▽

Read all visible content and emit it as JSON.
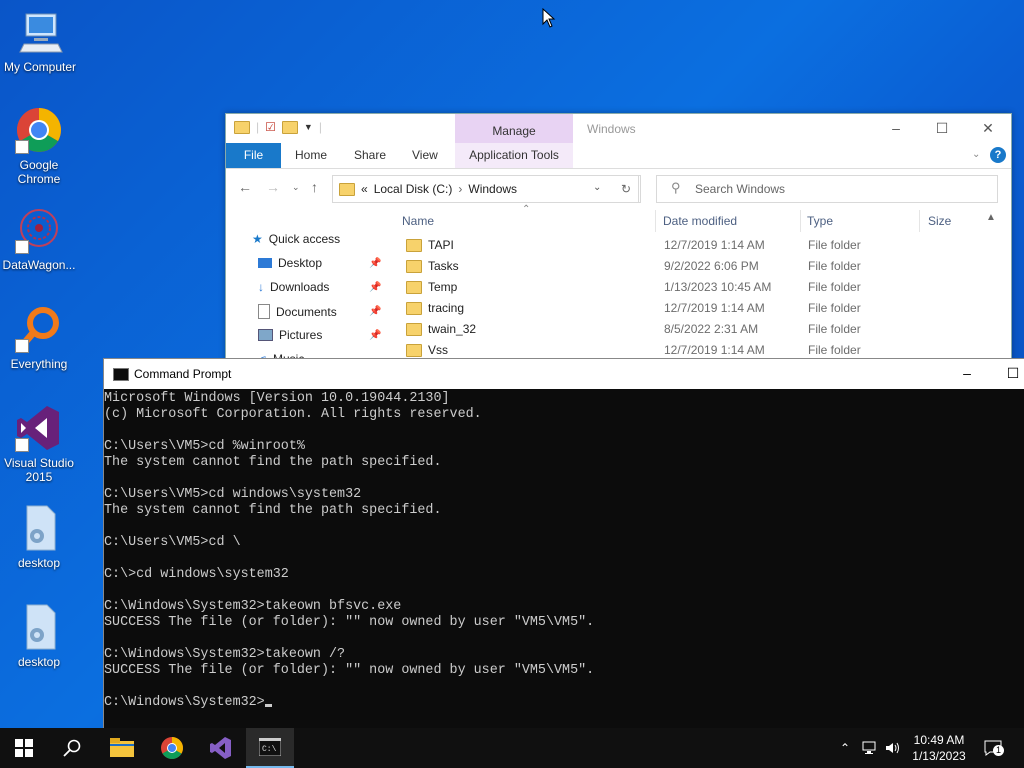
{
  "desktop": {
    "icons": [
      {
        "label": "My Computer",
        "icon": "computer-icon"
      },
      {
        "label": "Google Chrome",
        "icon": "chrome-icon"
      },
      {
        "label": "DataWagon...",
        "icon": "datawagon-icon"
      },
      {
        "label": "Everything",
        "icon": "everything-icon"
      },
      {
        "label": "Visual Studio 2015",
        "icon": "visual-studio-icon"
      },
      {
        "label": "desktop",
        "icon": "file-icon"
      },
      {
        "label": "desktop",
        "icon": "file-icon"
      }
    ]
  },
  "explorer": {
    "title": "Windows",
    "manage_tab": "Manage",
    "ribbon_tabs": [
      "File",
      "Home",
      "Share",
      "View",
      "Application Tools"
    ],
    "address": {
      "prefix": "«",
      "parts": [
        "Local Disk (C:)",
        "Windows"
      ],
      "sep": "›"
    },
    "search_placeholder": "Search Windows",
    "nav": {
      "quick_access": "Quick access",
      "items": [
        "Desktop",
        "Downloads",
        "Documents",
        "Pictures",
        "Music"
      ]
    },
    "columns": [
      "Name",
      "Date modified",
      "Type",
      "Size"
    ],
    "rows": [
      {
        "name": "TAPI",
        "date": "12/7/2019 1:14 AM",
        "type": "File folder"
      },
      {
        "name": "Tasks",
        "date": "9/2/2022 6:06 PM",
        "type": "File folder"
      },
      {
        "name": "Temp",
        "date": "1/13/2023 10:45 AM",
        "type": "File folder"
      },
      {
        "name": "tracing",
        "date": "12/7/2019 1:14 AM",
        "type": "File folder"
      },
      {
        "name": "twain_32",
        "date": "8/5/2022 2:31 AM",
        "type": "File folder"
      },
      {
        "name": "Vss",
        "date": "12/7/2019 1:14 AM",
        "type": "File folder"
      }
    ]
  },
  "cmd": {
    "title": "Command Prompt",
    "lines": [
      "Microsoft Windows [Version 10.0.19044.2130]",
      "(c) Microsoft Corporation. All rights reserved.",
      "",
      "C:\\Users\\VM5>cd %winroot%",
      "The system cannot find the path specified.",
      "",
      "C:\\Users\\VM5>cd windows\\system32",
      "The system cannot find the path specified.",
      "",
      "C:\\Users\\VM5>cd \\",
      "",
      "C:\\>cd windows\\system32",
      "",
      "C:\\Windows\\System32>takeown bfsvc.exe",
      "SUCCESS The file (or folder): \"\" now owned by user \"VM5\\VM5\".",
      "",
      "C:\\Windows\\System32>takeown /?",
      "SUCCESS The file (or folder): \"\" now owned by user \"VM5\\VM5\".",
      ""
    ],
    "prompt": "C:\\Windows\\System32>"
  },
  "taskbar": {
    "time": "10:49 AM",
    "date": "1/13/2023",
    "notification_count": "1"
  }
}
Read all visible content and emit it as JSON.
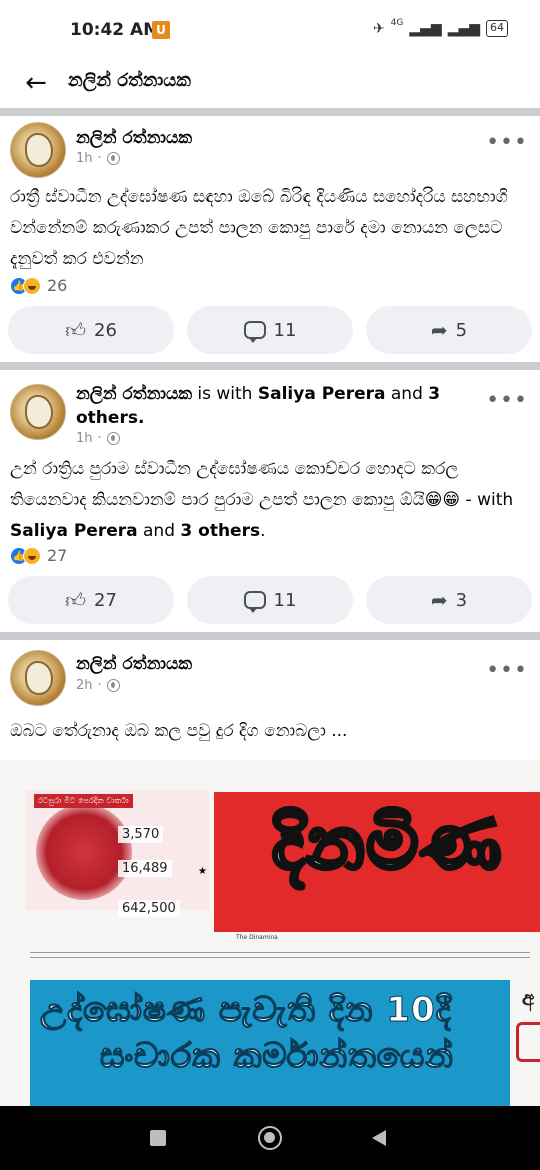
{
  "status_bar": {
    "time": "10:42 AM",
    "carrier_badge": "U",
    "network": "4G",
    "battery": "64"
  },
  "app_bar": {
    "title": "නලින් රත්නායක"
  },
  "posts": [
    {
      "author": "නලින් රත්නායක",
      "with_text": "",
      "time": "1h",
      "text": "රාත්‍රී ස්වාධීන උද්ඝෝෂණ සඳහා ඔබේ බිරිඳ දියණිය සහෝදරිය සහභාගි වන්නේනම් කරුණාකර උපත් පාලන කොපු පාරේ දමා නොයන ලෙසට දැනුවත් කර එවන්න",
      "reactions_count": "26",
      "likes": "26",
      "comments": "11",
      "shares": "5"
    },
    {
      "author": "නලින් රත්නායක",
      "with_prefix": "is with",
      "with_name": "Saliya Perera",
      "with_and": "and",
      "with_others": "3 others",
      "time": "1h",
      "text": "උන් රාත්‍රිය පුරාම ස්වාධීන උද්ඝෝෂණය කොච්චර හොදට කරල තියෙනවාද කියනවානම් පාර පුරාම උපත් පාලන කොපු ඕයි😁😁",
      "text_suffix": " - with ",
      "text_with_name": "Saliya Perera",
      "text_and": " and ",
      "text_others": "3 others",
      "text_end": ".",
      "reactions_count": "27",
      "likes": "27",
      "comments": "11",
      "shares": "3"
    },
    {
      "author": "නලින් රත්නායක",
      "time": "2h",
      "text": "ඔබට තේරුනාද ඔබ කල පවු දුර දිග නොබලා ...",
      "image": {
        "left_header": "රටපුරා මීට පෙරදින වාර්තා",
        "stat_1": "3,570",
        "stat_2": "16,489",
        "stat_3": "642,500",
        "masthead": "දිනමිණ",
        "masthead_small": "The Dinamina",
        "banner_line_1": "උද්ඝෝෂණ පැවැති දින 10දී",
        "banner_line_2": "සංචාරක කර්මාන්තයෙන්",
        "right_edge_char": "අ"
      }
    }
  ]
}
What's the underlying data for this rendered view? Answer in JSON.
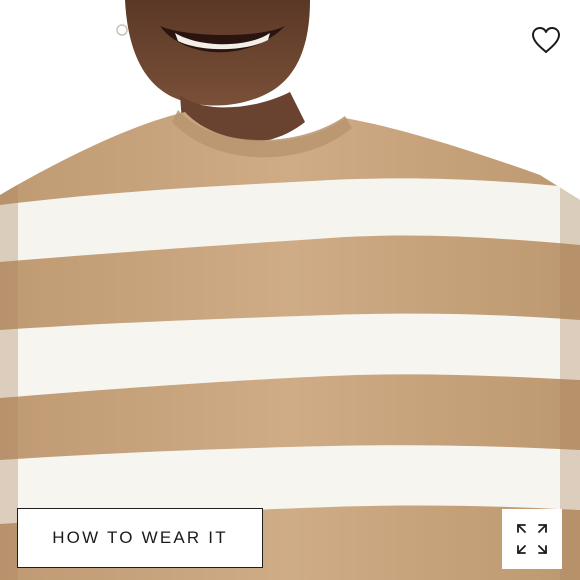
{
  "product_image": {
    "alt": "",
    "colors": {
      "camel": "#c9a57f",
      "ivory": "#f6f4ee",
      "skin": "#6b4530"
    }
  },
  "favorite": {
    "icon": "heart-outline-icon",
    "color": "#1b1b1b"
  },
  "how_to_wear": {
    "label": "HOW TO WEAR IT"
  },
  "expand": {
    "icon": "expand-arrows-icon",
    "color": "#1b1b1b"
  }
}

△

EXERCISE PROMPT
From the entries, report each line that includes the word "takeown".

WRITTEN ANSWER
      "C:\\Windows\\System32>takeown bfsvc.exe",
      "C:\\Windows\\System32>takeown /?",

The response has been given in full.